The powers are divided between the legislative, executive and judicial branches of government which remain subject to the sovereignty of the people (electorate) under creation’s God per the Declaration of Independence. “The United States shall guarantee to every State in this Union a Republican Form of Government, and shall protect each of them against Invasion; and on Application of the Legislature, or of the Executive (when the Legislature cannot be convened) against domestic Violence” (Article IV, Section 4 of the United States Constitution).
The federal and state governments are Republics which are distinguished by the fact that they are representative and limited in their power by written constitutions (Federalist No. 45). The citizen electorate adopts the constitutions, and they are only changeable from the original through amendment by the people.
The law has been defined as “a set of rules for conduct prescribed by a controlling authority and having binding legal force” (Black’s Law Dictionary). The overriding concern is: What are the beliefs of the controlling authority? Sadly, some public servants, including some law professors, do not respect the fact that government gets its power from the sovereigns, the taxpayers who created the government and pay their salaries.

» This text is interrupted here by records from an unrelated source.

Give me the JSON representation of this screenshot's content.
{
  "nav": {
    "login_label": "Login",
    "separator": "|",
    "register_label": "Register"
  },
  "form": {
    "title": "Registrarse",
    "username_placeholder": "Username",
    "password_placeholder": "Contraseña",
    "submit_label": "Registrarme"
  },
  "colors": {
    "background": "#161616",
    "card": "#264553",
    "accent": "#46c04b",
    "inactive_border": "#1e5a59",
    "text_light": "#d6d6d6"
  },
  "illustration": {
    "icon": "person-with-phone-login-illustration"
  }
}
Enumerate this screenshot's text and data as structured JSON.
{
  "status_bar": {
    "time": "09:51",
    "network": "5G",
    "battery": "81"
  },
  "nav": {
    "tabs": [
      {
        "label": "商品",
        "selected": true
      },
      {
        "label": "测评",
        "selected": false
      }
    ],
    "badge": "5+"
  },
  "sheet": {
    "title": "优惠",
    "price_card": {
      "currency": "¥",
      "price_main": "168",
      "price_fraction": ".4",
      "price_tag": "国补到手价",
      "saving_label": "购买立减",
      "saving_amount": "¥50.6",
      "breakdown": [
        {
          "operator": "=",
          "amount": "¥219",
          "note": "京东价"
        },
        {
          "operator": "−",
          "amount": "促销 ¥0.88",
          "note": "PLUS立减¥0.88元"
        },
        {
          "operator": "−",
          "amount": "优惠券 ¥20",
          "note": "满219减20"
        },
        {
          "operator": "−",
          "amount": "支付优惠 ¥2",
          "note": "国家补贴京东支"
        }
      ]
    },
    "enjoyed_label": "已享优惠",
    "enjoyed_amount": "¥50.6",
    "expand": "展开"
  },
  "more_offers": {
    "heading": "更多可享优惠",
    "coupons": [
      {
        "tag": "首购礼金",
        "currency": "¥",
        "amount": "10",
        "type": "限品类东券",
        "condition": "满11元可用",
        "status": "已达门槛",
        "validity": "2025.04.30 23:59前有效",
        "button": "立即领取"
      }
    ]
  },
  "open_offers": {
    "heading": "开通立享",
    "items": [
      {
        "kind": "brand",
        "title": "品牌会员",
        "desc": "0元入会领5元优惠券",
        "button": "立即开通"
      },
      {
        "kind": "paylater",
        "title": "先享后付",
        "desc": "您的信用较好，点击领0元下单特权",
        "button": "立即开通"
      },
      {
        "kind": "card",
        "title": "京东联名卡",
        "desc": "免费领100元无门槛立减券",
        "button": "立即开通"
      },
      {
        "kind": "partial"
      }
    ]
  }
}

In Europe, kings, popes, academician elites and others claimed to be supreme. This is comparable to what self-indulgent judges are now doing in America. Rejecting the meaning and intent of the Constitution, they seek to impose societal values of their own choosing. When federal laws dealing with local concerns descend downward, they become oppressive and often harmful to society.
What sets the American constitution apart from those of so many other nations is that its use is rooted in the Higher Authority Judeo-Christian tradition for civil order. The Constitution is a tool composed of directives, checks and obstacles. When the principles of the Creator-based Declaration articulated in the Bill of Rights are upheld, the obstacles built into the Constitution become morally effective, and it becomes difficult for government employees to empower a partisan political agenda or line their pockets with taxpayers’ money.
“Government is not reason; it is not eloquent; it is force. Like fire, it is a dangerous servant and a fearful master” (George Washington).
~ David Norris